This morning's 'Times' contains a considerable amount of really interesting political matter .  Two important discussions occurred in Parliament yesterday.
In the House of Lords Robert Cecil  made his 'apologia' for his resignation.
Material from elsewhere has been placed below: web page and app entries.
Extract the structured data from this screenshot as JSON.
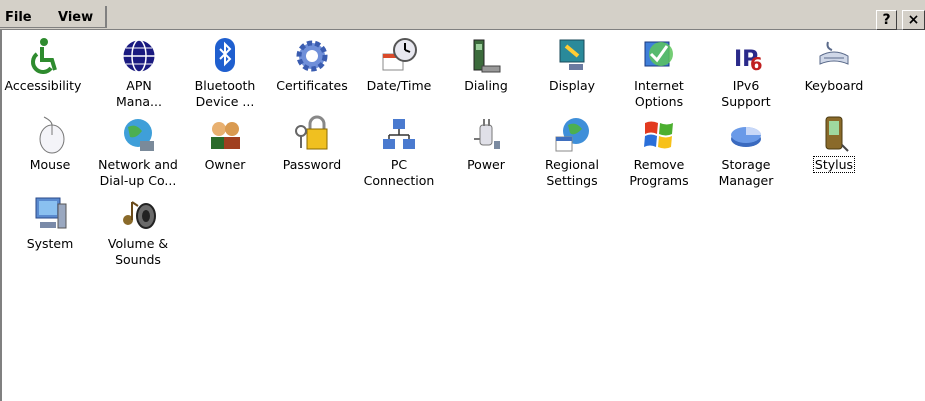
{
  "menu": {
    "file_label": "File",
    "view_label": "View",
    "help_label": "?",
    "close_label": "×"
  },
  "applets": [
    {
      "label": "Accessibility"
    },
    {
      "label": "APN\nMana..."
    },
    {
      "label": "Bluetooth\nDevice ..."
    },
    {
      "label": "Certificates"
    },
    {
      "label": "Date/Time"
    },
    {
      "label": "Dialing"
    },
    {
      "label": "Display"
    },
    {
      "label": "Internet\nOptions"
    },
    {
      "label": "IPv6\nSupport"
    },
    {
      "label": "Keyboard"
    },
    {
      "label": "Mouse"
    },
    {
      "label": "Network and\nDial-up Co..."
    },
    {
      "label": "Owner"
    },
    {
      "label": "Password"
    },
    {
      "label": "PC\nConnection"
    },
    {
      "label": "Power"
    },
    {
      "label": "Regional\nSettings"
    },
    {
      "label": "Remove\nPrograms"
    },
    {
      "label": "Storage\nManager"
    },
    {
      "label": "Stylus"
    },
    {
      "label": "System"
    },
    {
      "label": "Volume &\nSounds"
    }
  ]
}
It was dealt with firmly and successfully by his cousin Lord Balfour  and rather heavily set upon in addition by Lord Haldane. 
The Government I think emerged very successfully from this particular challenge, especially as Bridgeman  in the House of Commons had announced the Government's intention to restrict the laying down of cruisers during the financial year to one vessel.
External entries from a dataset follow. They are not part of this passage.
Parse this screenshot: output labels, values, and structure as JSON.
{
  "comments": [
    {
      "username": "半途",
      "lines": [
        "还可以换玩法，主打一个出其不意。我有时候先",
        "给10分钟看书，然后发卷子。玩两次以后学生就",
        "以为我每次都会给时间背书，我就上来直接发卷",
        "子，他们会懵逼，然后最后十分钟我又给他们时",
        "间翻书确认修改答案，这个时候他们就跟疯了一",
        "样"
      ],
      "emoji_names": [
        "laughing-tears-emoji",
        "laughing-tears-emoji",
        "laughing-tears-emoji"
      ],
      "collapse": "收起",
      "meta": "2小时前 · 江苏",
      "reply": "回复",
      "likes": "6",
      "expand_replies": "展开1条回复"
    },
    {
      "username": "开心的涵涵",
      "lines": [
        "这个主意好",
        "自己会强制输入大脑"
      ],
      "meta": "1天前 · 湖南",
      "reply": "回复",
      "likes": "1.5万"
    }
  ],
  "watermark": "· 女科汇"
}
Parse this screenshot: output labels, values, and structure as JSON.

Whether this is sound naval policy or not, I am in no way capable of judging but the necessary action in the House of Commons was a very effective political comment on Cecil's attitude in the House of Lords.
In the House of Commons MacDonald moved a Vote of Censure on the Government on their handling of the Coal situation.  The Government put up Cunliffe-Lister  to reply but the Labour Party refused to give him a hearing, with the result that the House was adjourned by the Speaker and there was no discussion.
Once again it seems probable that Labour, by a short sighted policy, has lost an excellent opportunity for it appears to me that had the discussion on the Vote of Censure taken place, it would have been extremely difficult, if not impossible, for the Government to have made out a good case for their laissez-faire attitude to coal.
The existing situation in the coalfields has fully justified the warnings of the Samuel Royal Commission  and distress in the coalfields is really serious. It is, of course, possible that Labour's intention is to concentrate on discrediting Baldwin in the eyes of the country but it seems obvious that their policy would be more effectively carried out by a debate in which it is pretty certain that the Government would have been heavily criticised not only by Labour but also by Liberals and a number of back-bench Tories than by a hostile demonstration confined to shouting by the Labour Back-Benchers.
It is extremely difficult to gauge the present position of the Government in the country. There are two By-elections pending both in what would normally be regarded as safe Tory seats, namely Southend and Canterbury. One's feeling is that the Government is really seriously discredited chiefly by its sins of omission. On the other hand the ineffectiveness of the Labour Party and the fact that the Liberals have the undoubted handicap of the leadership of Mr. Lloyd George , makes it extremely difficult to give a sound judgment on the political situation.
Yours sincerely, F. L. MCDOUGALL